By Lauren Smart
By Jane R. LeBlanc
By Lauren Smart
By Elaine Liner
By Jim Schutze
By Rachel Watts
Wright spoke of how he intended The Siege as a cautionary tale that asked, How would we react if terrorism exploded on our shores? What kind of people would we become? The film insisted we'd become civilized monsters, willing to round up our own in the name of homeland security. Wright said he hoped The Siege had contributed to the national discussion of caution, as political leaders went on television and begged Americans to keep from harming their brown-skinned neighbors.
"I've been very impressed with the cautious commentary on the part of a lot of television and radio people and the exercise of restraint toward Arabs and Muslims shown in the media," Wright says. "I think, to some extent, The Siege might have contributed to that sense of caution, because it was meant to be a cautionary tale, and maybe it succeeded."

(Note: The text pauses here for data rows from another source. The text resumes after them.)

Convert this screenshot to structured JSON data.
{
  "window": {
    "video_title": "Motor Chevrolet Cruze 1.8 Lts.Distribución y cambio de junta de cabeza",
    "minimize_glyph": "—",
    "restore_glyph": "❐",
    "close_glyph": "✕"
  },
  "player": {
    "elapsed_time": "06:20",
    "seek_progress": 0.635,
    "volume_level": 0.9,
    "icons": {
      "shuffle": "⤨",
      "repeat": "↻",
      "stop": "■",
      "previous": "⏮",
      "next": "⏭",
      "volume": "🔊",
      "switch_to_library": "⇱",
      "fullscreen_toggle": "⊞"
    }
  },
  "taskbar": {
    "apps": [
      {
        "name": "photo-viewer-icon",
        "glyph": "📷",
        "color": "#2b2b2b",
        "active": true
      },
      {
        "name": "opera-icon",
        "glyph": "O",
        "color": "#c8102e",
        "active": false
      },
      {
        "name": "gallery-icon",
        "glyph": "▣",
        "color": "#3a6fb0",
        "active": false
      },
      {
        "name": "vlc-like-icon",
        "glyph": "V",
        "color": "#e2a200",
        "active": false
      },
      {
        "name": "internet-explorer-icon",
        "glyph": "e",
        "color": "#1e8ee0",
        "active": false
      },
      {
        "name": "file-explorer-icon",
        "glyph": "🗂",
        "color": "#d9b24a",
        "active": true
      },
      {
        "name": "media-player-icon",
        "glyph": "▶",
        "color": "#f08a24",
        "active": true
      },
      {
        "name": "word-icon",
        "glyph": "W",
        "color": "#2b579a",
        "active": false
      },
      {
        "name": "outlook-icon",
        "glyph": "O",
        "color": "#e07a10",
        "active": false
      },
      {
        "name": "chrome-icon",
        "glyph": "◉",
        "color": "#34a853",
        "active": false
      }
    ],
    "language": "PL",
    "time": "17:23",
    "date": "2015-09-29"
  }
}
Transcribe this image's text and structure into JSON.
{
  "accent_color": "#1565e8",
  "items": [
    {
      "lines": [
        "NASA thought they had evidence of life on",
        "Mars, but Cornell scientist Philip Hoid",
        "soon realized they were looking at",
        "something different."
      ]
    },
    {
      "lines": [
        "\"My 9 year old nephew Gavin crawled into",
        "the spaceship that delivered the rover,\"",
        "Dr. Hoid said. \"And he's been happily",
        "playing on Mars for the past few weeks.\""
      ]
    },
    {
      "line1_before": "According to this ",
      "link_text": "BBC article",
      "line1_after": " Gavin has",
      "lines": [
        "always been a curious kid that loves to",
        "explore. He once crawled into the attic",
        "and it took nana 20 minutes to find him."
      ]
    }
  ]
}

Shaheen doesn't buy it, and with good reason: He actually served as a consultant on the film at the request of the Washington, D.C.-based Council on Arab Islamic Relations, which had received a copy of Wright's screenplay from Zwick and producer Lynda Obst. He and two CAIR officials went to Los Angeles to meet with Obst and Zwick to voice their anger: Why, they demanded, did the filmmakers single out Arabs as the film's villains? They pointed out that the film would further damage the perception of the world's 1.1 billion Arabs and Muslims; they cited a 1995 Los Angeles Times study that reported that of 171 people indicted in the United States for "terrorism and related activities," only six percent had ties to Arab groups. Their protests fell on deaf ears, and when the film was finally released, Shaheen and Zwick could often be found on network news programs, debating The Siege till they were hoarse.
"I found the producers of The Siege to be, in my opinion, insensitive and arrogant and intent on conveying the hatred of Arabs from the very beginning," Shaheen says. "Zwick just felt that New York was gonna be blown up by Muslim Arab terrorists, and he was going to show it, which is exactly what he did. So we stand on opposite ends, he and I, on this particular issue. I say his film increased intolerance. I say it spread a gospel of hate. He says otherwise, and that's where we are."
Shaheen, who lectured about such issues during his 25 years as a professor of mass communications at Southern Illinois University, began writing about this topic in 1978 for The Wall Street Journal. Six years later came his book The TV Arab, in which he discussed and deconstructed the ways television pigeonholes Arabs as "billionaires, bombers and belly dancers"; that book was followed by another, Arab and Muslim Stereotyping in America. In all, he has published some 300 articles on the topic; Shaheen has made such research his life's work. "I will never, ever cease trying to bring people together," he says, "and I will never, never, never cease trying to eradicate hate from the psyches of my fellow Americans and the people of the world."
But it has not been easy, and the events of September 11 will only make it more difficult; he is shouting in the vacuum of prolonged war. Shaheen has tried to work within the system, but he's had only modest success: He consulted with Warner Bros. on the sympathetic Three Kings, which he considers a highlight of his career, but there have been other instances in which his advice has gone unheeded or projects have gone unmade. And now he has to fight for his cause knee-deep in bloodlust; the very networks for which he has consulted have passed on inviting him to discuss his book. He knows what he's up against: Who wants to hear about the vilification of Arabs when they did this to us?
"Not to do this would mean the terrorists have won," Shaheen says. "Not to move forward, not to make an effort to cease this unending barrage of images of hate would mean that I have allowed this lunatic fringe to prevent me and my colleagues from helping to bring people together. And that doesn't help any of us."